(Element data from apps and pages)
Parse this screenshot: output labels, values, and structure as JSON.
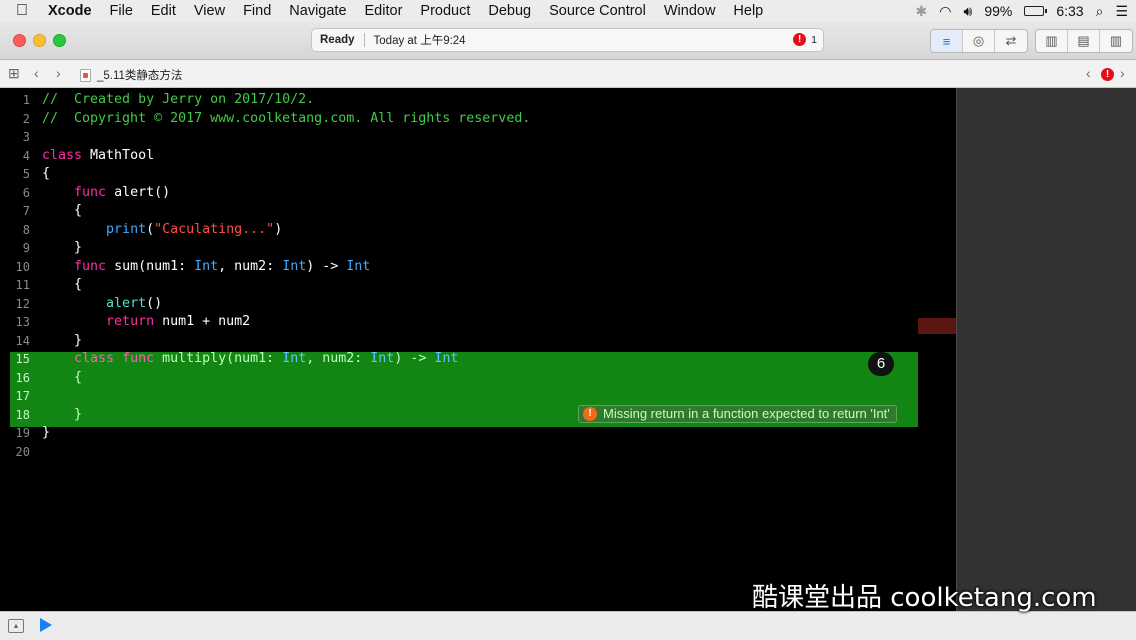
{
  "menubar": {
    "apple": "",
    "app_name": "Xcode",
    "items": [
      "File",
      "Edit",
      "View",
      "Find",
      "Navigate",
      "Editor",
      "Product",
      "Debug",
      "Source Control",
      "Window",
      "Help"
    ],
    "battery_percent": "99%",
    "time": "6:33"
  },
  "toolbar": {
    "status": "Ready",
    "timestamp": "Today at 上午9:24",
    "error_count": "1",
    "error_icon": "!"
  },
  "jumpbar": {
    "file_name": "_5.11类静态方法"
  },
  "editor": {
    "lines": [
      {
        "n": "1",
        "parts": [
          [
            "comment",
            "//  Created by Jerry on 2017/10/2."
          ]
        ]
      },
      {
        "n": "2",
        "parts": [
          [
            "comment",
            "//  Copyright © 2017 www.coolketang.com. All rights reserved."
          ]
        ]
      },
      {
        "n": "3",
        "parts": []
      },
      {
        "n": "4",
        "parts": [
          [
            "kw",
            "class"
          ],
          [
            "plain",
            " MathTool"
          ]
        ]
      },
      {
        "n": "5",
        "parts": [
          [
            "plain",
            "{"
          ]
        ]
      },
      {
        "n": "6",
        "parts": [
          [
            "plain",
            "    "
          ],
          [
            "kw",
            "func"
          ],
          [
            "plain",
            " alert()"
          ]
        ]
      },
      {
        "n": "7",
        "parts": [
          [
            "plain",
            "    {"
          ]
        ]
      },
      {
        "n": "8",
        "parts": [
          [
            "plain",
            "        "
          ],
          [
            "type",
            "print"
          ],
          [
            "plain",
            "("
          ],
          [
            "str",
            "\"Caculating...\""
          ],
          [
            "plain",
            ")"
          ]
        ]
      },
      {
        "n": "9",
        "parts": [
          [
            "plain",
            "    }"
          ]
        ]
      },
      {
        "n": "10",
        "parts": [
          [
            "plain",
            "    "
          ],
          [
            "kw",
            "func"
          ],
          [
            "plain",
            " sum(num1: "
          ],
          [
            "type",
            "Int"
          ],
          [
            "plain",
            ", num2: "
          ],
          [
            "type",
            "Int"
          ],
          [
            "plain",
            ") -> "
          ],
          [
            "type",
            "Int"
          ]
        ]
      },
      {
        "n": "11",
        "parts": [
          [
            "plain",
            "    {"
          ]
        ]
      },
      {
        "n": "12",
        "parts": [
          [
            "plain",
            "        "
          ],
          [
            "fn",
            "alert"
          ],
          [
            "plain",
            "()"
          ]
        ]
      },
      {
        "n": "13",
        "parts": [
          [
            "plain",
            "        "
          ],
          [
            "kw",
            "return"
          ],
          [
            "plain",
            " num1 + num2"
          ]
        ]
      },
      {
        "n": "14",
        "parts": [
          [
            "plain",
            "    }"
          ]
        ]
      },
      {
        "n": "15",
        "parts": [
          [
            "plain",
            "    "
          ],
          [
            "kw",
            "class"
          ],
          [
            "plain",
            " "
          ],
          [
            "kw",
            "func"
          ],
          [
            "plain",
            " multiply(num1: "
          ],
          [
            "type",
            "Int"
          ],
          [
            "plain",
            ", num2: "
          ],
          [
            "type",
            "Int"
          ],
          [
            "plain",
            ") -> "
          ],
          [
            "type",
            "Int"
          ]
        ]
      },
      {
        "n": "16",
        "parts": [
          [
            "plain",
            "    {"
          ]
        ]
      },
      {
        "n": "17",
        "parts": []
      },
      {
        "n": "18",
        "parts": [
          [
            "plain",
            "    }"
          ]
        ]
      },
      {
        "n": "19",
        "parts": [
          [
            "plain",
            "}"
          ]
        ]
      },
      {
        "n": "20",
        "parts": []
      }
    ],
    "step_badge": "6",
    "error_message": "Missing return in a function expected to return 'Int'",
    "error_icon": "!"
  },
  "watermark": "酷课堂出品 coolketang.com",
  "colors": {
    "highlight": "#128512",
    "keyword": "#ff2ea3",
    "comment": "#41cc45",
    "type": "#3faaff",
    "string": "#ff4f4a",
    "error": "#e0101b"
  },
  "icons": [
    "apple-icon",
    "bluetooth-icon",
    "wifi-icon",
    "volume-icon",
    "battery-icon",
    "search-icon",
    "list-icon",
    "close-window-icon",
    "minimize-icon",
    "zoom-icon",
    "error-icon",
    "standard-editor-icon",
    "assistant-editor-icon",
    "version-editor-icon",
    "navigator-toggle-icon",
    "debug-area-toggle-icon",
    "utilities-toggle-icon",
    "grid-icon",
    "back-icon",
    "forward-icon",
    "swift-file-icon",
    "run-icon",
    "hide-debug-icon"
  ]
}
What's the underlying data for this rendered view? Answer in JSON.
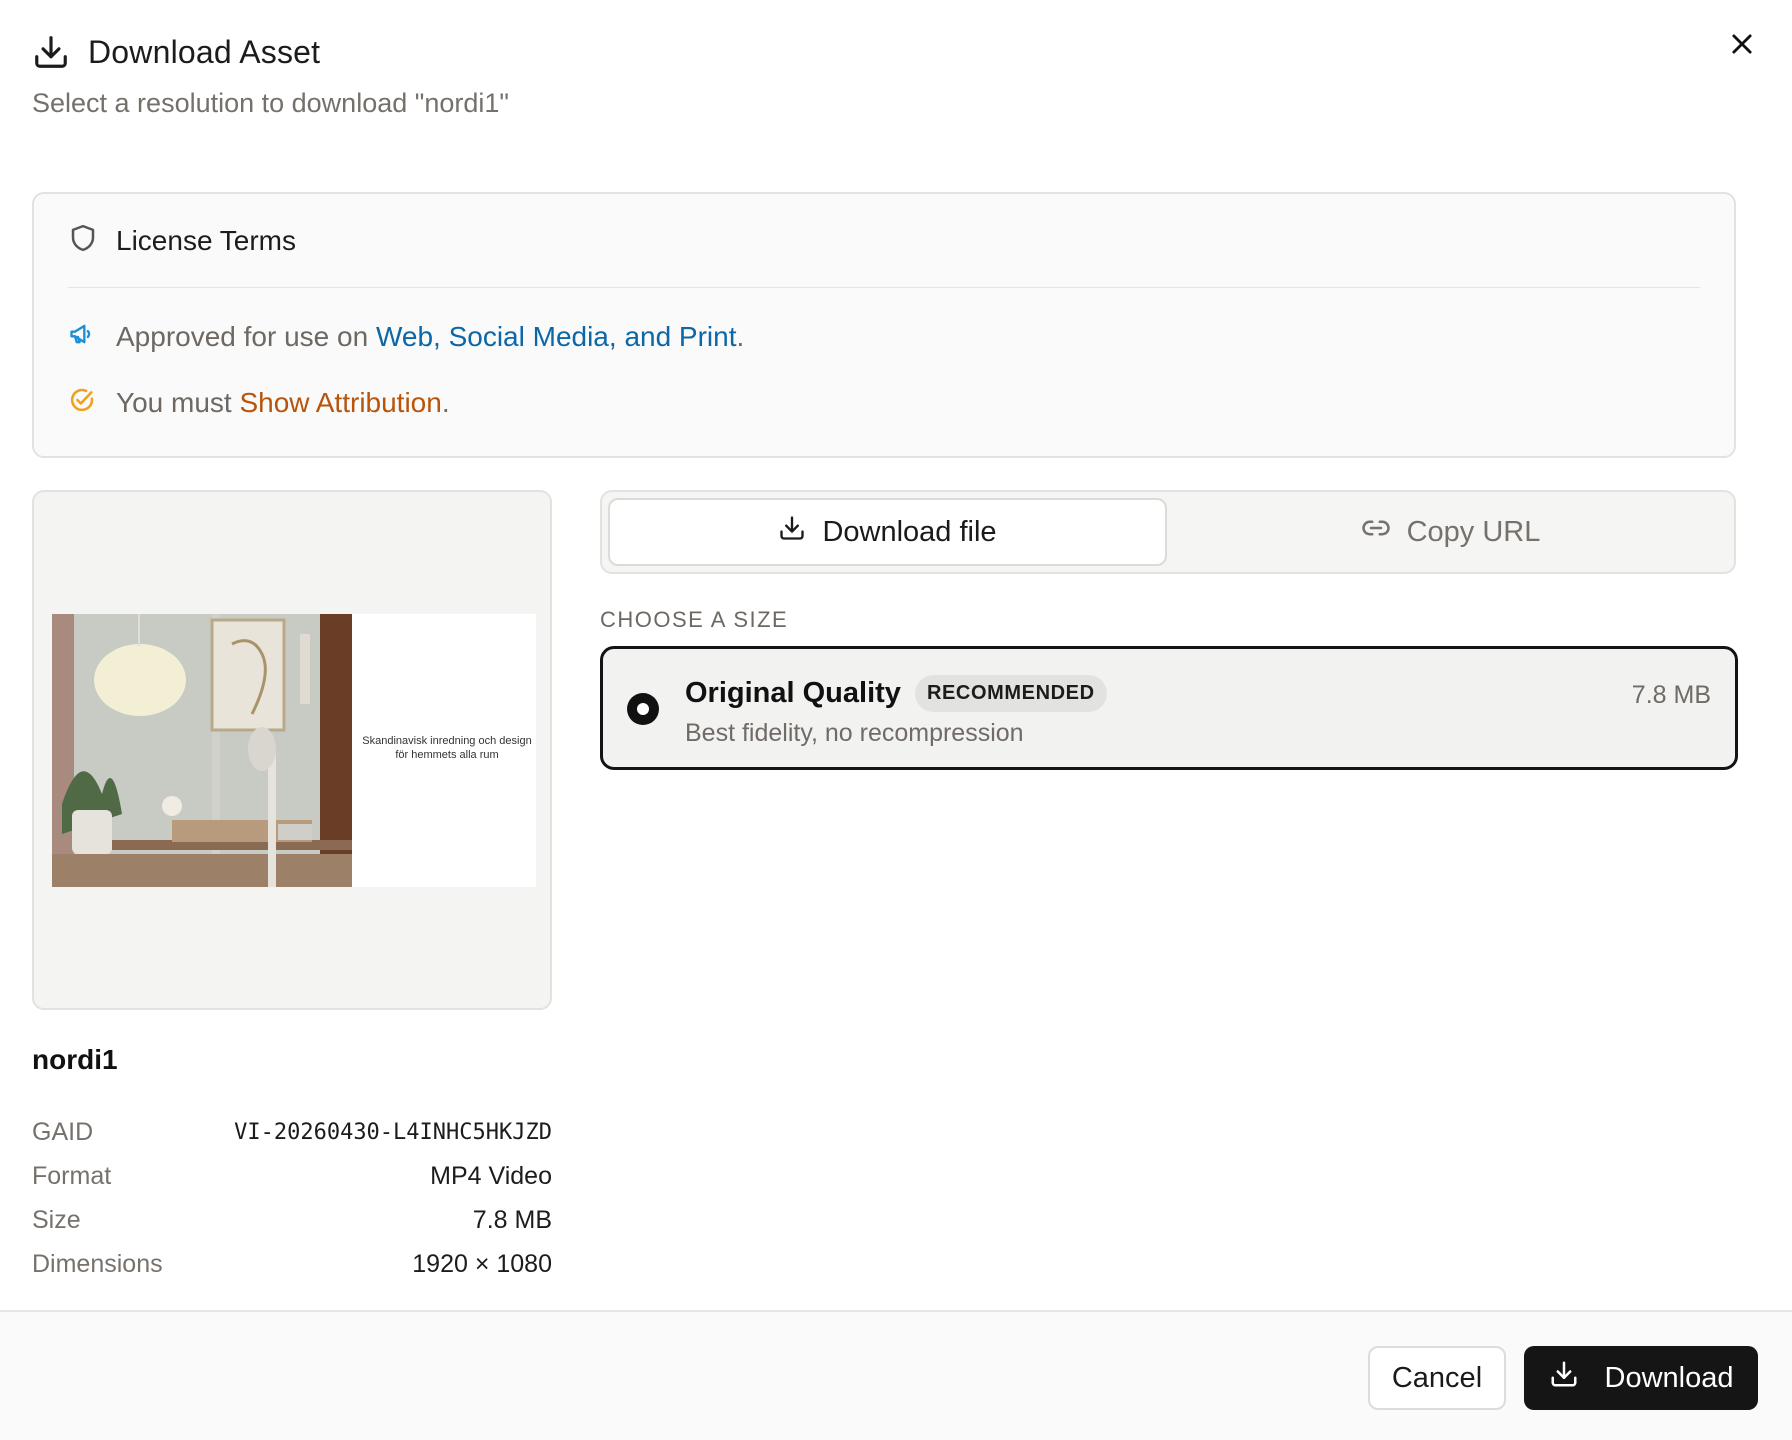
{
  "dialog": {
    "title": "Download Asset",
    "subtitle": "Select a resolution to download \"nordi1\"",
    "title_icon": "download-icon",
    "close_icon": "close-icon"
  },
  "license": {
    "title": "License Terms",
    "icon": "shield-icon",
    "approved_prefix": "Approved for use on ",
    "approved_highlight": "Web, Social Media, and Print",
    "approved_suffix": ".",
    "approved_icon": "megaphone-icon",
    "attribution_prefix": "You must ",
    "attribution_highlight": "Show Attribution",
    "attribution_suffix": ".",
    "attribution_icon": "check-circle-icon",
    "colors": {
      "blue": "#0b67a8",
      "orange": "#b8540b",
      "icon_blue": "#1a8fd6",
      "icon_orange": "#f0a020"
    }
  },
  "preview": {
    "thumb_caption": "Skandinavisk inredning och design för hemmets alla rum"
  },
  "asset": {
    "name": "nordi1",
    "meta": [
      {
        "key": "GAID",
        "value": "VI-20260430-L4INHC5HKJZD"
      },
      {
        "key": "Format",
        "value": "MP4 Video"
      },
      {
        "key": "Size",
        "value": "7.8 MB"
      },
      {
        "key": "Dimensions",
        "value": "1920 × 1080"
      }
    ]
  },
  "tabs": {
    "download_file": "Download file",
    "copy_url": "Copy URL",
    "active": "download_file"
  },
  "sizes": {
    "label": "CHOOSE A SIZE",
    "options": [
      {
        "title": "Original Quality",
        "badge": "RECOMMENDED",
        "description": "Best fidelity, no recompression",
        "size": "7.8 MB",
        "selected": true
      }
    ]
  },
  "footer": {
    "cancel": "Cancel",
    "download": "Download"
  }
}
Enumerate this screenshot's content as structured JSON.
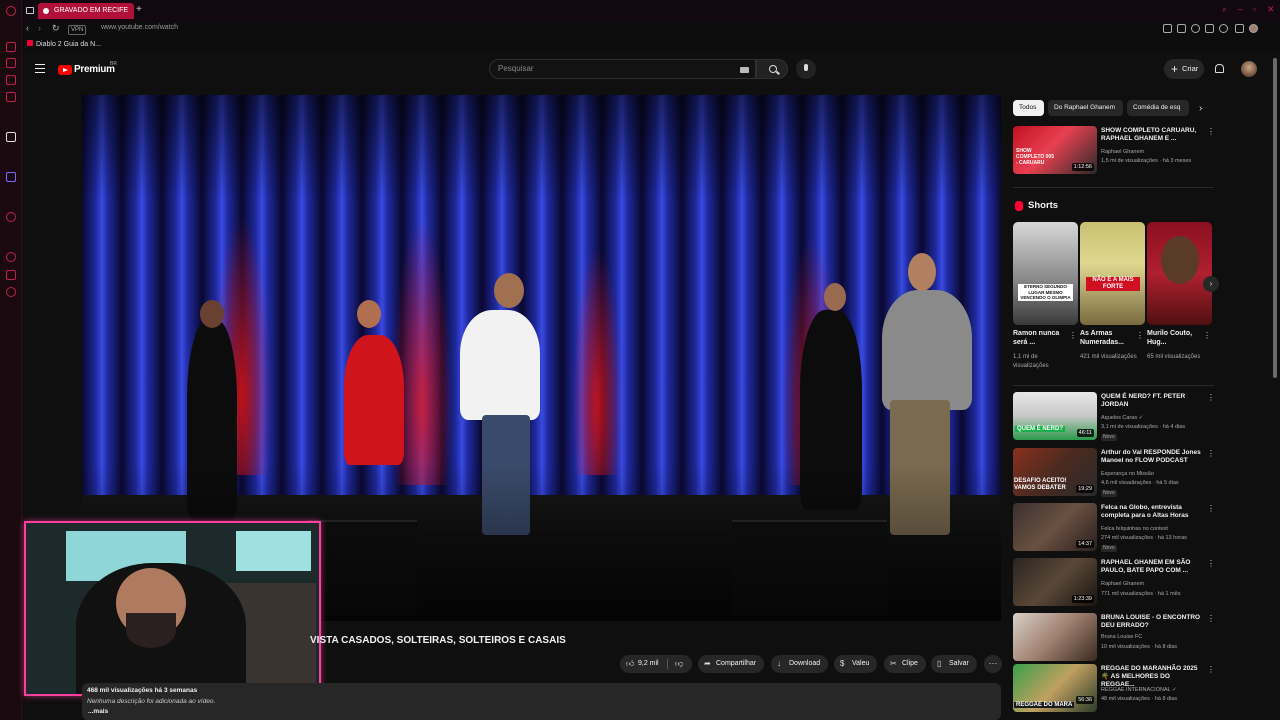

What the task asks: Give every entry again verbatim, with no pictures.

Reply:
Parse this screenshot: output labels, values, and structure as JSON.
{
  "menubar": {
    "apple": "",
    "app_name": "Xcode",
    "items": [
      "File",
      "Edit",
      "View",
      "Find",
      "Navigate",
      "Editor",
      "Product",
      "Debug",
      "Source Control",
      "Window",
      "Help"
    ],
    "battery_percent": "99%",
    "time": "6:33"
  },
  "toolbar": {
    "status": "Ready",
    "timestamp": "Today at 上午9:24",
    "error_count": "1",
    "error_icon": "!"
  },
  "jumpbar": {
    "file_name": "_5.11类静态方法"
  },
  "editor": {
    "lines": [
      {
        "n": "1",
        "parts": [
          [
            "comment",
            "//  Created by Jerry on 2017/10/2."
          ]
        ]
      },
      {
        "n": "2",
        "parts": [
          [
            "comment",
            "//  Copyright © 2017 www.coolketang.com. All rights reserved."
          ]
        ]
      },
      {
        "n": "3",
        "parts": []
      },
      {
        "n": "4",
        "parts": [
          [
            "kw",
            "class"
          ],
          [
            "plain",
            " MathTool"
          ]
        ]
      },
      {
        "n": "5",
        "parts": [
          [
            "plain",
            "{"
          ]
        ]
      },
      {
        "n": "6",
        "parts": [
          [
            "plain",
            "    "
          ],
          [
            "kw",
            "func"
          ],
          [
            "plain",
            " alert()"
          ]
        ]
      },
      {
        "n": "7",
        "parts": [
          [
            "plain",
            "    {"
          ]
        ]
      },
      {
        "n": "8",
        "parts": [
          [
            "plain",
            "        "
          ],
          [
            "type",
            "print"
          ],
          [
            "plain",
            "("
          ],
          [
            "str",
            "\"Caculating...\""
          ],
          [
            "plain",
            ")"
          ]
        ]
      },
      {
        "n": "9",
        "parts": [
          [
            "plain",
            "    }"
          ]
        ]
      },
      {
        "n": "10",
        "parts": [
          [
            "plain",
            "    "
          ],
          [
            "kw",
            "func"
          ],
          [
            "plain",
            " sum(num1: "
          ],
          [
            "type",
            "Int"
          ],
          [
            "plain",
            ", num2: "
          ],
          [
            "type",
            "Int"
          ],
          [
            "plain",
            ") -> "
          ],
          [
            "type",
            "Int"
          ]
        ]
      },
      {
        "n": "11",
        "parts": [
          [
            "plain",
            "    {"
          ]
        ]
      },
      {
        "n": "12",
        "parts": [
          [
            "plain",
            "        "
          ],
          [
            "fn",
            "alert"
          ],
          [
            "plain",
            "()"
          ]
        ]
      },
      {
        "n": "13",
        "parts": [
          [
            "plain",
            "        "
          ],
          [
            "kw",
            "return"
          ],
          [
            "plain",
            " num1 + num2"
          ]
        ]
      },
      {
        "n": "14",
        "parts": [
          [
            "plain",
            "    }"
          ]
        ]
      },
      {
        "n": "15",
        "parts": [
          [
            "plain",
            "    "
          ],
          [
            "kw",
            "class"
          ],
          [
            "plain",
            " "
          ],
          [
            "kw",
            "func"
          ],
          [
            "plain",
            " multiply(num1: "
          ],
          [
            "type",
            "Int"
          ],
          [
            "plain",
            ", num2: "
          ],
          [
            "type",
            "Int"
          ],
          [
            "plain",
            ") -> "
          ],
          [
            "type",
            "Int"
          ]
        ]
      },
      {
        "n": "16",
        "parts": [
          [
            "plain",
            "    {"
          ]
        ]
      },
      {
        "n": "17",
        "parts": []
      },
      {
        "n": "18",
        "parts": [
          [
            "plain",
            "    }"
          ]
        ]
      },
      {
        "n": "19",
        "parts": [
          [
            "plain",
            "}"
          ]
        ]
      },
      {
        "n": "20",
        "parts": []
      }
    ],
    "step_badge": "6",
    "error_message": "Missing return in a function expected to return 'Int'",
    "error_icon": "!"
  },
  "watermark": "酷课堂出品 coolketang.com",
  "colors": {
    "highlight": "#128512",
    "keyword": "#ff2ea3",
    "comment": "#41cc45",
    "type": "#3faaff",
    "string": "#ff4f4a",
    "error": "#e0101b"
  },
  "icons": [
    "apple-icon",
    "bluetooth-icon",
    "wifi-icon",
    "volume-icon",
    "battery-icon",
    "search-icon",
    "list-icon",
    "close-window-icon",
    "minimize-icon",
    "zoom-icon",
    "error-icon",
    "standard-editor-icon",
    "assistant-editor-icon",
    "version-editor-icon",
    "navigator-toggle-icon",
    "debug-area-toggle-icon",
    "utilities-toggle-icon",
    "grid-icon",
    "back-icon",
    "forward-icon",
    "swift-file-icon",
    "run-icon",
    "hide-debug-icon"
  ]
}
What's the underlying data for this rendered view? Answer in JSON.
{
  "dialog": {
    "title": "Download Asset",
    "subtitle": "Select a resolution to download \"nordi1\"",
    "title_icon": "download-icon",
    "close_icon": "close-icon"
  },
  "license": {
    "title": "License Terms",
    "icon": "shield-icon",
    "approved_prefix": "Approved for use on ",
    "approved_highlight": "Web, Social Media, and Print",
    "approved_suffix": ".",
    "approved_icon": "megaphone-icon",
    "attribution_prefix": "You must ",
    "attribution_highlight": "Show Attribution",
    "attribution_suffix": ".",
    "attribution_icon": "check-circle-icon",
    "colors": {
      "blue": "#0b67a8",
      "orange": "#b8540b",
      "icon_blue": "#1a8fd6",
      "icon_orange": "#f0a020"
    }
  },
  "preview": {
    "thumb_caption": "Skandinavisk inredning och design för hemmets alla rum"
  },
  "asset": {
    "name": "nordi1",
    "meta": [
      {
        "key": "GAID",
        "value": "VI-20260430-L4INHC5HKJZD"
      },
      {
        "key": "Format",
        "value": "MP4 Video"
      },
      {
        "key": "Size",
        "value": "7.8 MB"
      },
      {
        "key": "Dimensions",
        "value": "1920 × 1080"
      }
    ]
  },
  "tabs": {
    "download_file": "Download file",
    "copy_url": "Copy URL",
    "active": "download_file"
  },
  "sizes": {
    "label": "CHOOSE A SIZE",
    "options": [
      {
        "title": "Original Quality",
        "badge": "RECOMMENDED",
        "description": "Best fidelity, no recompression",
        "size": "7.8 MB",
        "selected": true
      }
    ]
  },
  "footer": {
    "cancel": "Cancel",
    "download": "Download"
  }
}
Enumerate this screenshot's content as structured JSON.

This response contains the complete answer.